ACTIVITY:
When you copy the data, keep every word exactly as it is and leave the pictures out.

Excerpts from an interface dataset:
☆ ☆ ☆ ☆
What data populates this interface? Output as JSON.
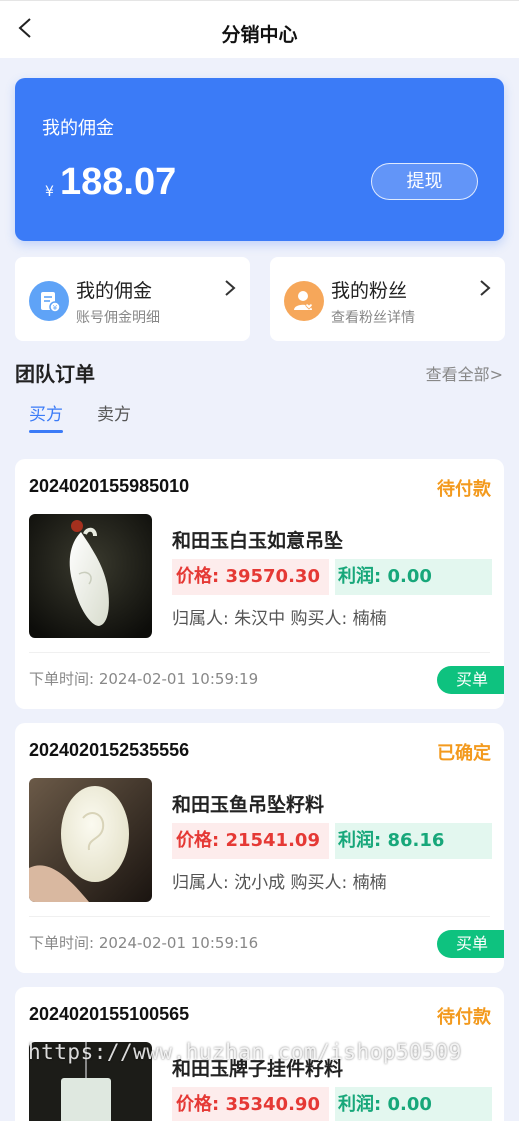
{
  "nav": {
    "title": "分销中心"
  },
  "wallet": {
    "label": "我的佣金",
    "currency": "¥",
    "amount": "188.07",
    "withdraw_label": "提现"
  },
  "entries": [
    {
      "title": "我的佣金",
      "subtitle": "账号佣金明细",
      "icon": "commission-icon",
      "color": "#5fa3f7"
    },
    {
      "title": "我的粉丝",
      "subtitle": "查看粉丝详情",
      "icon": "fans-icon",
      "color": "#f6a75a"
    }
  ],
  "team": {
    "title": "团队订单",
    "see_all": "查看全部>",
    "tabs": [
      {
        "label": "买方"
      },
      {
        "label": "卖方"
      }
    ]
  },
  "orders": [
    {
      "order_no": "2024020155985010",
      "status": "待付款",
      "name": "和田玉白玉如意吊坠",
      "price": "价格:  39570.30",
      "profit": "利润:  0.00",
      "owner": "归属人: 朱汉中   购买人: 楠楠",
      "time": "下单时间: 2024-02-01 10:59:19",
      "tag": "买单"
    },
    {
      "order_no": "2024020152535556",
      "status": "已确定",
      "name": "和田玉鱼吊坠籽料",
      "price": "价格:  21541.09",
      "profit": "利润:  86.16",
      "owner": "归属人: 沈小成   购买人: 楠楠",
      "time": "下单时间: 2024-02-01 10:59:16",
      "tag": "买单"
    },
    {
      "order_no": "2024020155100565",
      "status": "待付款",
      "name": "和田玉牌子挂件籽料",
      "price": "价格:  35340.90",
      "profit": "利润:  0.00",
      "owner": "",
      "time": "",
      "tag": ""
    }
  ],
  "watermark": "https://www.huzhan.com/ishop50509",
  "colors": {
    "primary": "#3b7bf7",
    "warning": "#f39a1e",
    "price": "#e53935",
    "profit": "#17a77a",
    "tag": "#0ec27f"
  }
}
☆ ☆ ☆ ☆
WRITTEN RESPONSE:
What data populates this interface? Output as JSON.
{
  "nav": {
    "title": "分销中心"
  },
  "wallet": {
    "label": "我的佣金",
    "currency": "¥",
    "amount": "188.07",
    "withdraw_label": "提现"
  },
  "entries": [
    {
      "title": "我的佣金",
      "subtitle": "账号佣金明细",
      "icon": "commission-icon",
      "color": "#5fa3f7"
    },
    {
      "title": "我的粉丝",
      "subtitle": "查看粉丝详情",
      "icon": "fans-icon",
      "color": "#f6a75a"
    }
  ],
  "team": {
    "title": "团队订单",
    "see_all": "查看全部>",
    "tabs": [
      {
        "label": "买方"
      },
      {
        "label": "卖方"
      }
    ]
  },
  "orders": [
    {
      "order_no": "2024020155985010",
      "status": "待付款",
      "name": "和田玉白玉如意吊坠",
      "price": "价格:  39570.30",
      "profit": "利润:  0.00",
      "owner": "归属人: 朱汉中   购买人: 楠楠",
      "time": "下单时间: 2024-02-01 10:59:19",
      "tag": "买单"
    },
    {
      "order_no": "2024020152535556",
      "status": "已确定",
      "name": "和田玉鱼吊坠籽料",
      "price": "价格:  21541.09",
      "profit": "利润:  86.16",
      "owner": "归属人: 沈小成   购买人: 楠楠",
      "time": "下单时间: 2024-02-01 10:59:16",
      "tag": "买单"
    },
    {
      "order_no": "2024020155100565",
      "status": "待付款",
      "name": "和田玉牌子挂件籽料",
      "price": "价格:  35340.90",
      "profit": "利润:  0.00",
      "owner": "",
      "time": "",
      "tag": ""
    }
  ],
  "watermark": "https://www.huzhan.com/ishop50509",
  "colors": {
    "primary": "#3b7bf7",
    "warning": "#f39a1e",
    "price": "#e53935",
    "profit": "#17a77a",
    "tag": "#0ec27f"
  }
}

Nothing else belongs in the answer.